Dr Asfour stated that health in Africa is a huge cornerstone for development, and so, there is need to identify business and investment opportunities in the health sector as the continent has a lot of investors and financing but lacks understanding on what the investment is and how this can be done.
“It is really about how we focus ourselves to manufacture our own vaccines, pharmaceuticals, promote our scientific research and technology and link it with industrialization because until we do that, we go nowhere.
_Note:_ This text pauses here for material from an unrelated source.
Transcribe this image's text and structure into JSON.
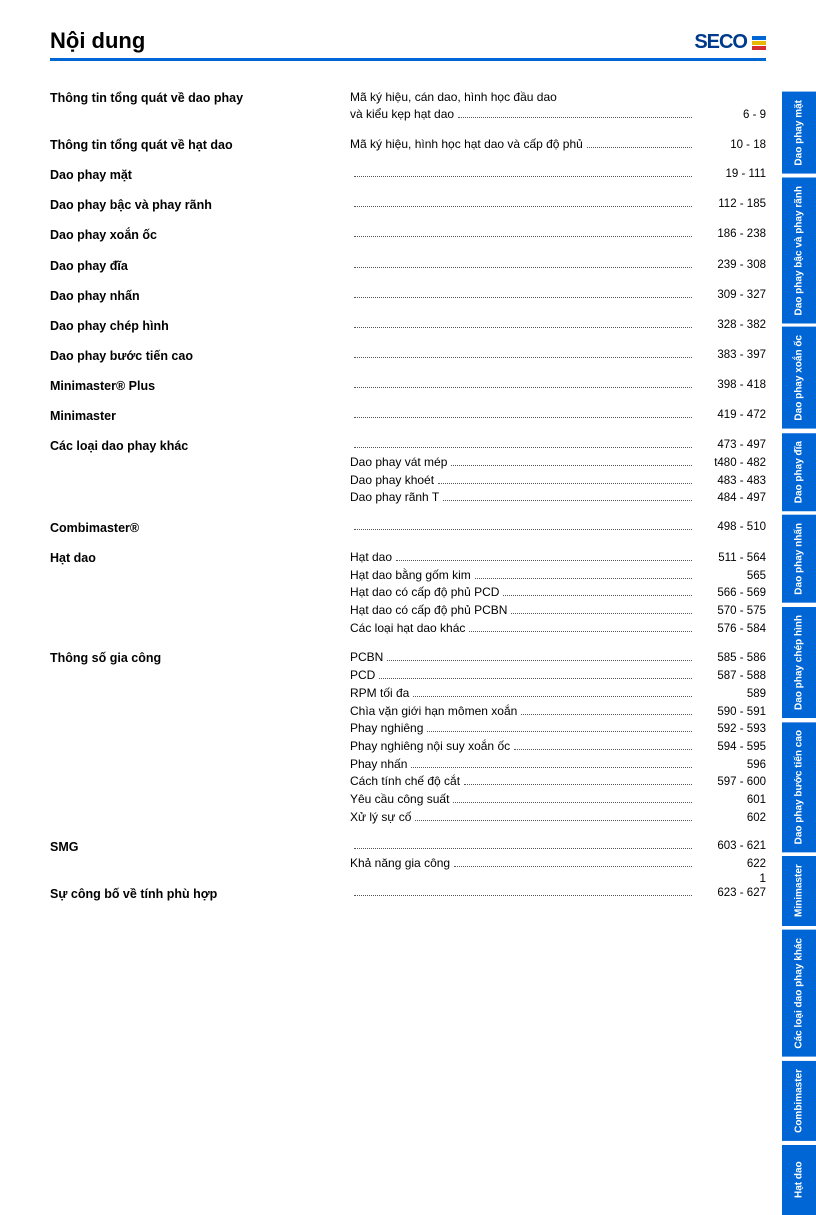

We can achieve this through collaboration between the public and private sectors,” she explained.
She further noted that it is time Africa leverages on the existing scientific research institutions and universities, and invest in African brains in research and innovation in the commercialization of pharmaceuticals and manufacturing of our own vaccines, pointing out that at the moment, research done are commercialized outside Africa.
In addition Dr. Asfour observed that there are several pharmaceuticals on the continent yet medical supplies are imported.
Dr Amit Thakker, Chairperson of the African Healthcare Federation, one of the delegates during the dialogue also called for collaboration between the public and private sector.
He noted that Africans can compete amongst themselves but should collaborate to become a global force in the areas that each is good at. “This is the beginning of the public-private dialogue and the goodwill that is going to change lives of the people on the continent,” Dr Thakker said.
“The only way to make healthcare indicators improve across the 1.3 billion population is not to leave out half the team. Almost half of the care and services are provided by the private sector in Africa. It is important that both private and public sector work together to lift the burden of diseases.”
Meanwhile, Dr Thakker called for Africa to start thinking of its own self-sufficiency around the healthcare system to make its people more resilient against health threats that come their way.
This, he said can be done by involving and increasing diverse set of investors with different expectations of returns from philanthropists and foundations to impact investors, financial institutions, among others, using various mechanisms to raise funds and stimulate action but also catalyzing a range of innovative financing mechanisms to bring in private sector capital.
Consequently, a greater cooperation between public and private sectors can create synergies for delivering sustainable, effective, efficient and equitable health for all, and safeguard the health security of the people.
Gaps in private sector
Dr Margareth Ndomondo-Sigonda, Head of the African Medicines Regulatory Harmonization (AMRH) initiative at Africa Union Development Agency (AUDA NEPAD) who represented Nardos Bekele-Thomas, the Chief Executive Officer, AUDA-NEPAD during the dialogue said a key challenge facing the private sector investment in health is inadequate understanding of the viable opportunities for investment in health.
“Health is predominantly viewed as a social sector, and investment opportunities in health are not being well analyzed and defined partly due to inadequate data and limited skills by financial institutions,” Dr Ndomondo-Sigonda clarified.
The importance of the private sector in advancing economic development in any country can never be over-emphasized, particularly in the healthcare development system in developing countries, she noted.
Dr Ndomondo-Sigonda noted that health system financing is one of the key areas that offer important opportunities to translate commitments such as the Abuja Declaration and political will into results.
Therefore, she termed the private sector health dialogue as an important milestone to the continent. Private sector involvement in health encompasses a complex range of activities carried out by private actors including private companies, non-governmental organizations (NGO) and charitable foundations.
In most developing countries, Dr Ndomondo-Sigonda also stated that private sector engagement in health is restrained to healthcare service delivery comprising the direct provision of health services, management of healthcare facilities, providing auxiliary services and little engagement in the training of healthcare courses, manufacturing of medical products, equipment and other healthcare goods, among others.
“It is our hope that engagement with the private sector will enable acknowledgement in private sector contribution, diversifying resources and improving the efficiency and effectiveness of health systems through investments,” she noted.
Dr Ndomondo-Sigonda also emphasized that it is an undisputable fact that governments alone cannot transform healthcare delivery systems without the participation of private actors, noting that strong governance, structures and mechanisms are central for effective private sector engagement in health.
In countries where private sector engagement in health has advanced, they have robust governance environment constituting relevant and progressive policies, legislation, regulation, investment strategies, government academia, and industry linkages to advance research and development, and strong industry coalition structures.